As with the first day of battle, state militias again contributed greatly. Some of the bloodiest fighting took place in the Wheatfield, the Peach Orchard and north to Cemetery Ridge. It is at Cemetery Ridge where the 1st Minnesota Volunteer Infantry, outnumber 4-to-1, made their stand. The 1st Minnesota was one of the first units called into service at the start of the Civil War. Confederate infantry threatened to pour through a gap in the Union lines. If the South got a foothold on Cemetery Ridge, the North likely would have been pushed off. Gen. Winfield Scott Hancock ordered the 1st Minnesota forward. Lowering their bayonets, 262 Minnesotans charged. Their actions stalled the Confederate until the III Corps took over. The 1st Minnesota’s flag fell five times and rose again every time. Of the 262 who charged, 215 became casualties in only five minutes. The 1st Minnesota’s 83.1 percent casualty rate is still the largest loss by any surviving military unit during a single day’s engagement in United States history.
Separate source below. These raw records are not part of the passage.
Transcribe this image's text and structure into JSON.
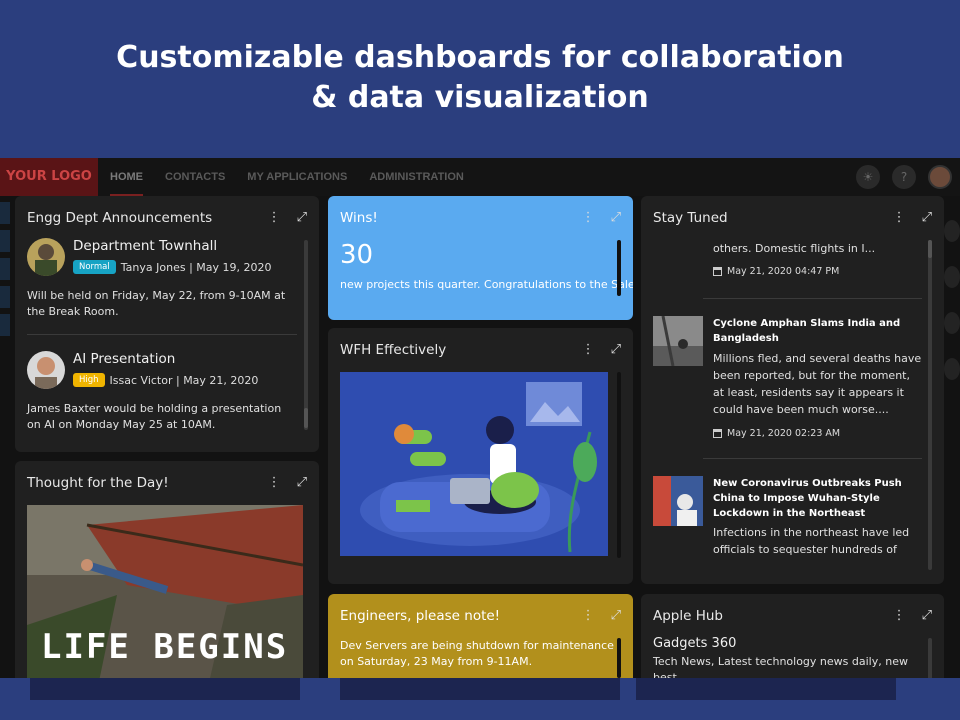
{
  "hero": {
    "line1": "Customizable dashboards for collaboration",
    "line2": "& data visualization"
  },
  "topbar": {
    "logo": "YOUR LOGO",
    "nav": [
      "HOME",
      "CONTACTS",
      "MY APPLICATIONS",
      "ADMINISTRATION"
    ],
    "icons": [
      "sun-icon",
      "help-icon",
      "user-avatar"
    ]
  },
  "cards": {
    "announcements": {
      "title": "Engg Dept Announcements",
      "items": [
        {
          "title": "Department Townhall",
          "badge": "Normal",
          "meta": "Tanya Jones | May 19, 2020",
          "body": "Will be held on Friday, May 22, from 9-10AM at the Break Room."
        },
        {
          "title": "AI Presentation",
          "badge": "High",
          "meta": "Issac Victor | May 21, 2020",
          "body": "James Baxter would be holding a presentation on AI on Monday May 25 at 10AM."
        }
      ]
    },
    "thought": {
      "title": "Thought for the Day!",
      "poster_text": "LIFE BEGINS"
    },
    "wins": {
      "title": "Wins!",
      "value": "30",
      "text": "new projects this quarter. Congratulations to the Sales"
    },
    "wfh": {
      "title": "WFH Effectively"
    },
    "engineers": {
      "title": "Engineers, please note!",
      "text": "Dev Servers are being shutdown for maintenance on Saturday, 23 May from 9-11AM."
    },
    "stay_tuned": {
      "title": "Stay Tuned",
      "items": [
        {
          "headline": "",
          "body": "others. Domestic flights in I...",
          "date": "May 21, 2020 04:47 PM"
        },
        {
          "headline": "Cyclone Amphan Slams India and Bangladesh",
          "body": "Millions fled, and several deaths have been reported, but for the moment, at least, residents say it appears it could have been much worse....",
          "date": "May 21, 2020 02:23 AM"
        },
        {
          "headline": "New Coronavirus Outbreaks Push China to Impose Wuhan-Style Lockdown in the Northeast",
          "body": "Infections in the northeast have led officials to sequester hundreds of",
          "date": ""
        }
      ]
    },
    "apple_hub": {
      "title": "Apple Hub",
      "subtitle": "Gadgets 360",
      "text": "Tech News, Latest technology news daily, new best"
    }
  },
  "tools": {
    "menu": "⋮",
    "expand": "⤢"
  }
}
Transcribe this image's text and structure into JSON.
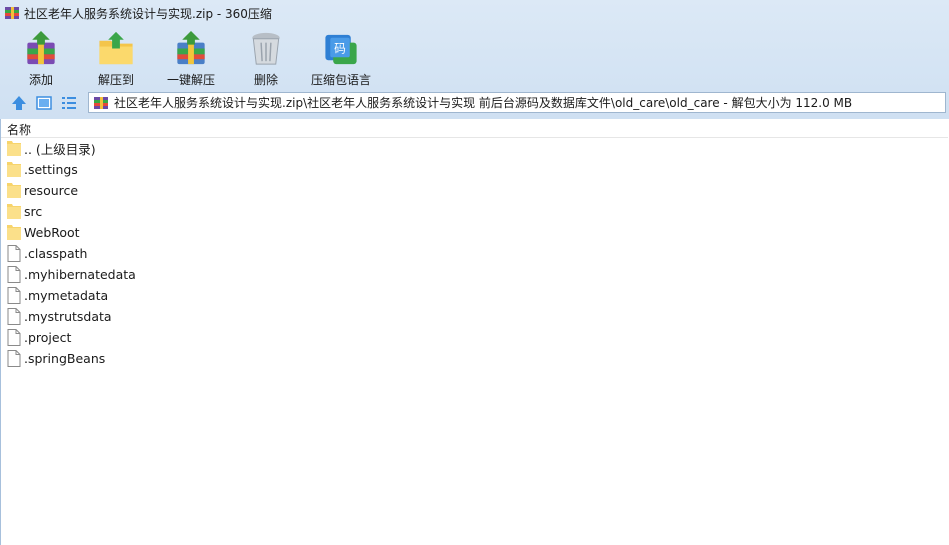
{
  "window": {
    "title": "社区老年人服务系统设计与实现.zip - 360压缩",
    "icon": "archive-icon"
  },
  "toolbar": {
    "items": [
      {
        "label": "添加",
        "icon": "add-archive-icon"
      },
      {
        "label": "解压到",
        "icon": "extract-to-icon"
      },
      {
        "label": "一键解压",
        "icon": "one-click-extract-icon"
      },
      {
        "label": "删除",
        "icon": "trash-icon"
      },
      {
        "label": "压缩包语言",
        "icon": "archive-language-icon"
      }
    ]
  },
  "addressbar": {
    "path": "社区老年人服务系统设计与实现.zip\\社区老年人服务系统设计与实现 前后台源码及数据库文件\\old_care\\old_care - 解包大小为 112.0 MB"
  },
  "filelist": {
    "column_name": "名称",
    "items": [
      {
        "name": ".. (上级目录)",
        "type": "folder"
      },
      {
        "name": ".settings",
        "type": "folder"
      },
      {
        "name": "resource",
        "type": "folder"
      },
      {
        "name": "src",
        "type": "folder"
      },
      {
        "name": "WebRoot",
        "type": "folder"
      },
      {
        "name": ".classpath",
        "type": "file"
      },
      {
        "name": ".myhibernatedata",
        "type": "file"
      },
      {
        "name": ".mymetadata",
        "type": "file"
      },
      {
        "name": ".mystrutsdata",
        "type": "file"
      },
      {
        "name": ".project",
        "type": "file"
      },
      {
        "name": ".springBeans",
        "type": "file"
      }
    ]
  },
  "colors": {
    "chrome_bg": "#dce9f6",
    "folder": "#f7d46b",
    "accent_blue": "#3c8ee0"
  }
}
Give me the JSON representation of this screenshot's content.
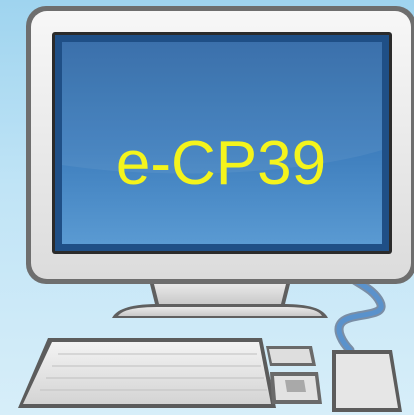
{
  "screen_text": "e-CP39",
  "icon": "desktop-computer-icon",
  "colors": {
    "background": "#b9e1f5",
    "screen": "#3b79b6",
    "screen_text": "#f4f41c",
    "monitor_frame": "#efefef",
    "cable": "#4f86c2"
  }
}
In the famous battle for control of Little Round Top, the 15th Regiment Alabama Infantry faced off against the 20th Maine Volunteer Infantry. The 15th Alabama, led by Maj. Gen. John Bell Hood and commanded by Col. William C. Oates, charged the hill guarded by the 20th Maine. The Confederates were quite exhausted at the time, having marched over 20 miles prior to the assault. However, they fought anyways. After one and a half hours of intense fighting (as well as six different spirited attacks by the 15th Alabama) the 20th Maine, led by former professor Col. Joshua Chamberlain, found themselves low on ammunition and morale. Told to protect Little Round Top “at all costs,” Chamberlain knew they could not withstand another attack attempt. So the 20th Maine famously fixed their bayonets and charged downhill, surprising and scattering the Confederates. They held the hill. Oates later said of his opponent, “There never were harder fighters than the Twentieth Maine men and their gallant Colonel. His skill and persistency and the great bravery of his men saved Little Round Top and the Army of the Potomac from defeat.” In turn, Chamberlain said of the 15th Alabama: “these were manly men, whom we could befriend and by no means kill, if they came our way in peace and good will.”
Statistics of Day 2
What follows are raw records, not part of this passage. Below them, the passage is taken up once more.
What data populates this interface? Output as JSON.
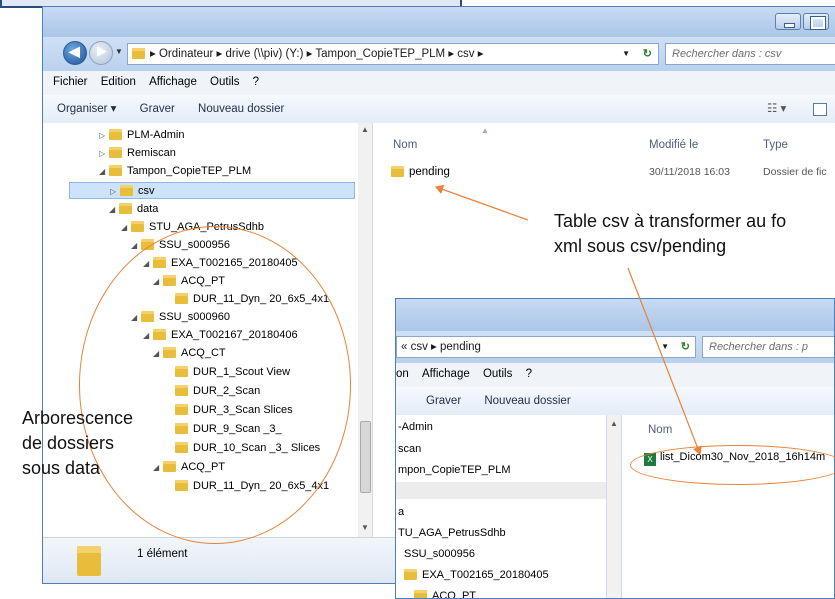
{
  "explorer_main": {
    "address_path": "▸ Ordinateur ▸ drive (\\\\piv) (Y:) ▸ Tampon_CopieTEP_PLM ▸ csv ▸",
    "search_placeholder": "Rechercher dans : csv",
    "menu": [
      "Fichier",
      "Edition",
      "Affichage",
      "Outils",
      "?"
    ],
    "toolbar": {
      "organize": "Organiser ▾",
      "burn": "Graver",
      "new_folder": "Nouveau dossier"
    },
    "tree": [
      "PLM-Admin",
      "Remiscan",
      "Tampon_CopieTEP_PLM",
      "csv",
      "data",
      "STU_AGA_PetrusSdhb",
      "SSU_s000956",
      "EXA_T002165_20180405",
      "ACQ_PT",
      "DUR_11_Dyn_ 20_6x5_4x1",
      "SSU_s000960",
      "EXA_T002167_20180406",
      "ACQ_CT",
      "DUR_1_Scout View",
      "DUR_2_Scan",
      "DUR_3_Scan Slices",
      "DUR_9_Scan _3_",
      "DUR_10_Scan _3_ Slices",
      "ACQ_PT",
      "DUR_11_Dyn_ 20_6x5_4x1"
    ],
    "columns": {
      "name": "Nom",
      "modified": "Modifié le",
      "type": "Type"
    },
    "file": {
      "name": "pending",
      "modified": "30/11/2018 16:03",
      "type": "Dossier de fic"
    },
    "status": "1 élément"
  },
  "explorer_second": {
    "address_path": "« csv ▸ pending",
    "search_placeholder": "Rechercher dans : p",
    "menu": [
      "on",
      "Affichage",
      "Outils",
      "?"
    ],
    "toolbar": {
      "burn": "Graver",
      "new_folder": "Nouveau dossier"
    },
    "tree": [
      "-Admin",
      "scan",
      "mpon_CopieTEP_PLM",
      "",
      "a",
      "TU_AGA_PetrusSdhb",
      "SSU_s000956",
      "EXA_T002165_20180405",
      "ACQ_PT"
    ],
    "column_name": "Nom",
    "file": "list_Dicom30_Nov_2018_16h14m"
  },
  "annotations": {
    "table_csv": [
      "Table csv à transformer au fo",
      "xml sous csv/pending"
    ],
    "tree": [
      "Arborescence",
      "de dossiers",
      "sous data"
    ]
  },
  "colors": {
    "accent": "#e8833a",
    "folder": "#e8bd3c",
    "chrome": "#bcd3ee"
  }
}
The areas of fighting on Day 2 included the Peach Orchard, Devil’s Den, Little Round Top, the Wheatfield, Trostle’s Farm, Cemetery Ridge, Cemetery Hill and Culp’s Hill. While the Confederates gained some ground, the Union still held onto their strong positions. July 2, 1863 was the largest and costliest during the Battle of Gettysburg. An estimated 90,000 Union soldiers faced off against 70,000 Confederates of which around 20,000 were killed, wounded, captured or missing. The second day is ranked as the 10th bloodiest battle of the war and had more causalities than the larger Battle of Fredericksburg. With no clear victor in sight, generals planned their next steps. Civilians braced themselves for more chaos and destruction. Soldiers prepared for battle – some prepared for death.
John MacDonald, The Historical Atlas of the Civil War, New York: Chartwell Books, Inc., 2009.
John Keegan, The American Civil War: A Military History, New York: Alfred A. Knoff, 2009.
Stephen Vincent Benet, John Brown’s Body, Garden City, New York: Doubleday, Doran, 1928.
Andrew Curry, “Turning the Tide,” U.S. News & World Reports: Secrets of the Civil War, 21-22, 2012.
Anthony M. Nicastro, “Why Gettysburg?: An Analysis of the Command Dicisions and Intelligence Failures That Led to Gettysburg,” Papers of the Tenth Gettysburg National Military Park Seminar, Gettysburg, PA: Gettysburg National Military Park, 143-153, 2005.
James Hessler, “Dan Sickles: The Battlefield Preservationist,” Civil War Trust.
Hampton Smith, “First Minnesota Volunteer Infantry Regiment,” MNopedia, March 13, 2012.
20th Maine Volunteers
Civil War Trust
National Park Service